(Task to carry out)
Before copying, remove every picture, and then repeat all entries below precisely as written.

(Stored items from a collection)
┄┄┄┄┄┄
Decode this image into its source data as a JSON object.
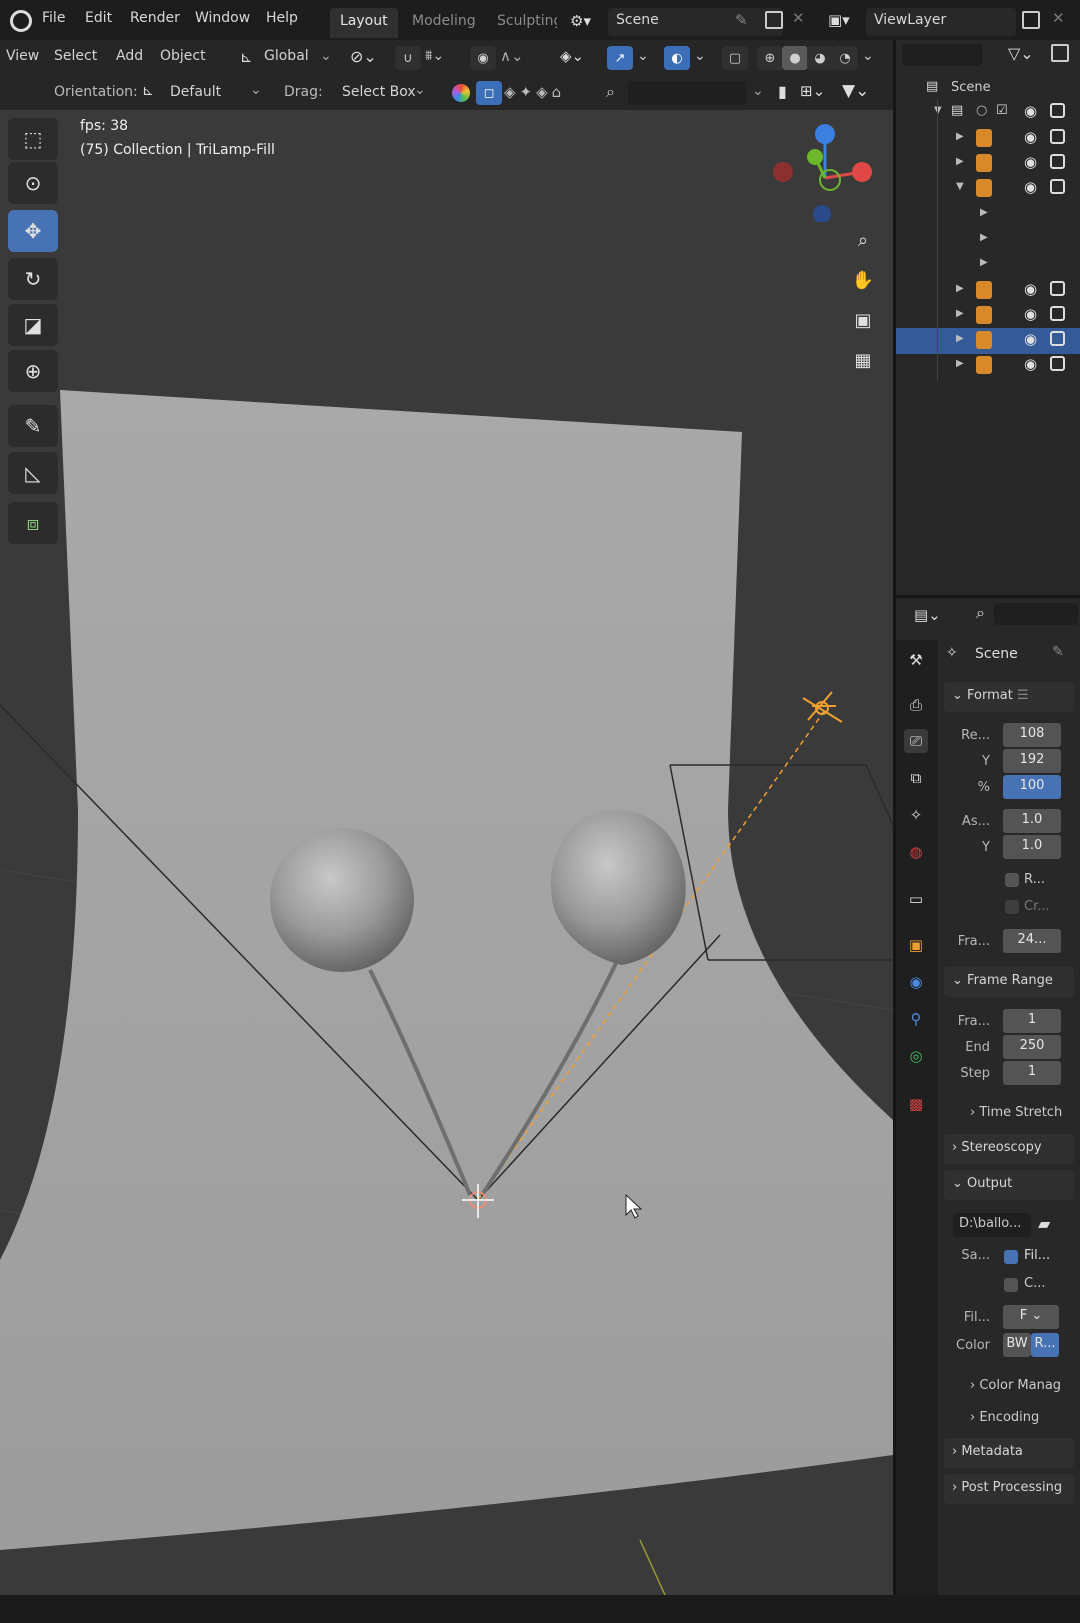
{
  "topbar": {
    "menus": [
      "File",
      "Edit",
      "Render",
      "Window",
      "Help"
    ],
    "workspaces": [
      "Layout",
      "Modeling",
      "Sculpting"
    ],
    "active_workspace": "Layout",
    "scene": "Scene",
    "view_layer": "ViewLayer"
  },
  "viewport_header": {
    "menus": [
      "View",
      "Select",
      "Add",
      "Object"
    ],
    "transform_orientation": "Global",
    "orientation_label": "Orientation:",
    "orientation_value": "Default",
    "drag_label": "Drag:",
    "drag_value": "Select Box"
  },
  "viewport": {
    "fps": "fps: 38",
    "object_info": "(75) Collection | TriLamp-Fill"
  },
  "outliner": {
    "root": "Scene"
  },
  "properties": {
    "context": "Scene",
    "format_panel": "Format",
    "res_x_label": "Re...",
    "res_x": "108",
    "res_y_label": "Y",
    "res_y": "192",
    "pct_label": "%",
    "pct": "100",
    "aspect_x_label": "As...",
    "aspect_x": "1.0",
    "aspect_y_label": "Y",
    "aspect_y": "1.0",
    "render_region": "R...",
    "crop": "Cr...",
    "frame_rate_label": "Fra...",
    "frame_rate": "24...",
    "frame_range_panel": "Frame Range",
    "frame_start_label": "Fra...",
    "frame_start": "1",
    "frame_end_label": "End",
    "frame_end": "250",
    "step_label": "Step",
    "step": "1",
    "time_stretch": "Time Stretch",
    "stereoscopy": "Stereoscopy",
    "output_panel": "Output",
    "output_path": "D:\\ballo...",
    "save_label": "Sa...",
    "file_ext": "Fil...",
    "cache": "C...",
    "file_format_label": "Fil...",
    "file_format": "F",
    "color_label": "Color",
    "color_bw": "BW",
    "color_rgb": "R...",
    "color_management": "Color Manag",
    "encoding": "Encoding",
    "metadata": "Metadata",
    "post_processing": "Post Processing"
  },
  "colors": {
    "accent": "#4772b3",
    "selection": "#345a98",
    "light_orange": "#f0a030"
  }
}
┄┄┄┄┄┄
(Answer to the exercise)
Decode this image into its source data as a JSON object.
{
  "topbar": {
    "menus": [
      "File",
      "Edit",
      "Render",
      "Window",
      "Help"
    ],
    "workspaces": [
      "Layout",
      "Modeling",
      "Sculpting"
    ],
    "active_workspace": "Layout",
    "scene": "Scene",
    "view_layer": "ViewLayer"
  },
  "viewport_header": {
    "menus": [
      "View",
      "Select",
      "Add",
      "Object"
    ],
    "transform_orientation": "Global",
    "orientation_label": "Orientation:",
    "orientation_value": "Default",
    "drag_label": "Drag:",
    "drag_value": "Select Box"
  },
  "viewport": {
    "fps": "fps: 38",
    "object_info": "(75) Collection | TriLamp-Fill"
  },
  "outliner": {
    "root": "Scene"
  },
  "properties": {
    "context": "Scene",
    "format_panel": "Format",
    "res_x_label": "Re...",
    "res_x": "108",
    "res_y_label": "Y",
    "res_y": "192",
    "pct_label": "%",
    "pct": "100",
    "aspect_x_label": "As...",
    "aspect_x": "1.0",
    "aspect_y_label": "Y",
    "aspect_y": "1.0",
    "render_region": "R...",
    "crop": "Cr...",
    "frame_rate_label": "Fra...",
    "frame_rate": "24...",
    "frame_range_panel": "Frame Range",
    "frame_start_label": "Fra...",
    "frame_start": "1",
    "frame_end_label": "End",
    "frame_end": "250",
    "step_label": "Step",
    "step": "1",
    "time_stretch": "Time Stretch",
    "stereoscopy": "Stereoscopy",
    "output_panel": "Output",
    "output_path": "D:\\ballo...",
    "save_label": "Sa...",
    "file_ext": "Fil...",
    "cache": "C...",
    "file_format_label": "Fil...",
    "file_format": "F",
    "color_label": "Color",
    "color_bw": "BW",
    "color_rgb": "R...",
    "color_management": "Color Manag",
    "encoding": "Encoding",
    "metadata": "Metadata",
    "post_processing": "Post Processing"
  },
  "colors": {
    "accent": "#4772b3",
    "selection": "#345a98",
    "light_orange": "#f0a030"
  }
}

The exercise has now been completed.